## YOUR TASK
Copy each entry below without any change.

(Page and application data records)
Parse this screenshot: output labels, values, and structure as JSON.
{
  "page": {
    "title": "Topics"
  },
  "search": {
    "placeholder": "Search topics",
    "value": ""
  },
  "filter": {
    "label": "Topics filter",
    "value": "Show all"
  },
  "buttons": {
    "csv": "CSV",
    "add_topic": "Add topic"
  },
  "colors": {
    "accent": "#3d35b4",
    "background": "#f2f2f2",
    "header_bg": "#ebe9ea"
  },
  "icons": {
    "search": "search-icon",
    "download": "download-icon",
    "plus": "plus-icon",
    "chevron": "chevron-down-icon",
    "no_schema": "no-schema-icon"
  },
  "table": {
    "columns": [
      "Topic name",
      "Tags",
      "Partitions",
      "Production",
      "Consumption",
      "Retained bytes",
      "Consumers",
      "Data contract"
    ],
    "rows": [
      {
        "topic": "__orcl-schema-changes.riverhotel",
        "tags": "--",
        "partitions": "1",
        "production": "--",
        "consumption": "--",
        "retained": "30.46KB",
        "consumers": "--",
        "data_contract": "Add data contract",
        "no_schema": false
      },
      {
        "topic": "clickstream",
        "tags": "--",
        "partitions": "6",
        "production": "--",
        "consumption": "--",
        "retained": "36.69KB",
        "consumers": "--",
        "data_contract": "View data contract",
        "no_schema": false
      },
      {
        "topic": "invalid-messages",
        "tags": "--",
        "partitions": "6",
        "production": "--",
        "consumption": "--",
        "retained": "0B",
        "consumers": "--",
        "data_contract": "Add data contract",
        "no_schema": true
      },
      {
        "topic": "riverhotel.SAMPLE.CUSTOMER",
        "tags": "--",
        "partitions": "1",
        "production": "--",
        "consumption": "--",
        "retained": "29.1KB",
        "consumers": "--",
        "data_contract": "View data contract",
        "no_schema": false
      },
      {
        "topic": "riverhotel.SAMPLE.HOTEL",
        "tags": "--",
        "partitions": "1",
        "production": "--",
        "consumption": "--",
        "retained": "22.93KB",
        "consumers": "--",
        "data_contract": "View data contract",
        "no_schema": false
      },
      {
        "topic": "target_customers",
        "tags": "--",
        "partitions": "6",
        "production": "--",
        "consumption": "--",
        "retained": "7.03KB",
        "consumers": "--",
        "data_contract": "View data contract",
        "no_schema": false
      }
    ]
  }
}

## RESPONSE
Parse this screenshot: output labels, values, and structure as JSON.
{
  "page": {
    "title": "Topics"
  },
  "search": {
    "placeholder": "Search topics",
    "value": ""
  },
  "filter": {
    "label": "Topics filter",
    "value": "Show all"
  },
  "buttons": {
    "csv": "CSV",
    "add_topic": "Add topic"
  },
  "colors": {
    "accent": "#3d35b4",
    "background": "#f2f2f2",
    "header_bg": "#ebe9ea"
  },
  "icons": {
    "search": "search-icon",
    "download": "download-icon",
    "plus": "plus-icon",
    "chevron": "chevron-down-icon",
    "no_schema": "no-schema-icon"
  },
  "table": {
    "columns": [
      "Topic name",
      "Tags",
      "Partitions",
      "Production",
      "Consumption",
      "Retained bytes",
      "Consumers",
      "Data contract"
    ],
    "rows": [
      {
        "topic": "__orcl-schema-changes.riverhotel",
        "tags": "--",
        "partitions": "1",
        "production": "--",
        "consumption": "--",
        "retained": "30.46KB",
        "consumers": "--",
        "data_contract": "Add data contract",
        "no_schema": false
      },
      {
        "topic": "clickstream",
        "tags": "--",
        "partitions": "6",
        "production": "--",
        "consumption": "--",
        "retained": "36.69KB",
        "consumers": "--",
        "data_contract": "View data contract",
        "no_schema": false
      },
      {
        "topic": "invalid-messages",
        "tags": "--",
        "partitions": "6",
        "production": "--",
        "consumption": "--",
        "retained": "0B",
        "consumers": "--",
        "data_contract": "Add data contract",
        "no_schema": true
      },
      {
        "topic": "riverhotel.SAMPLE.CUSTOMER",
        "tags": "--",
        "partitions": "1",
        "production": "--",
        "consumption": "--",
        "retained": "29.1KB",
        "consumers": "--",
        "data_contract": "View data contract",
        "no_schema": false
      },
      {
        "topic": "riverhotel.SAMPLE.HOTEL",
        "tags": "--",
        "partitions": "1",
        "production": "--",
        "consumption": "--",
        "retained": "22.93KB",
        "consumers": "--",
        "data_contract": "View data contract",
        "no_schema": false
      },
      {
        "topic": "target_customers",
        "tags": "--",
        "partitions": "6",
        "production": "--",
        "consumption": "--",
        "retained": "7.03KB",
        "consumers": "--",
        "data_contract": "View data contract",
        "no_schema": false
      }
    ]
  }
}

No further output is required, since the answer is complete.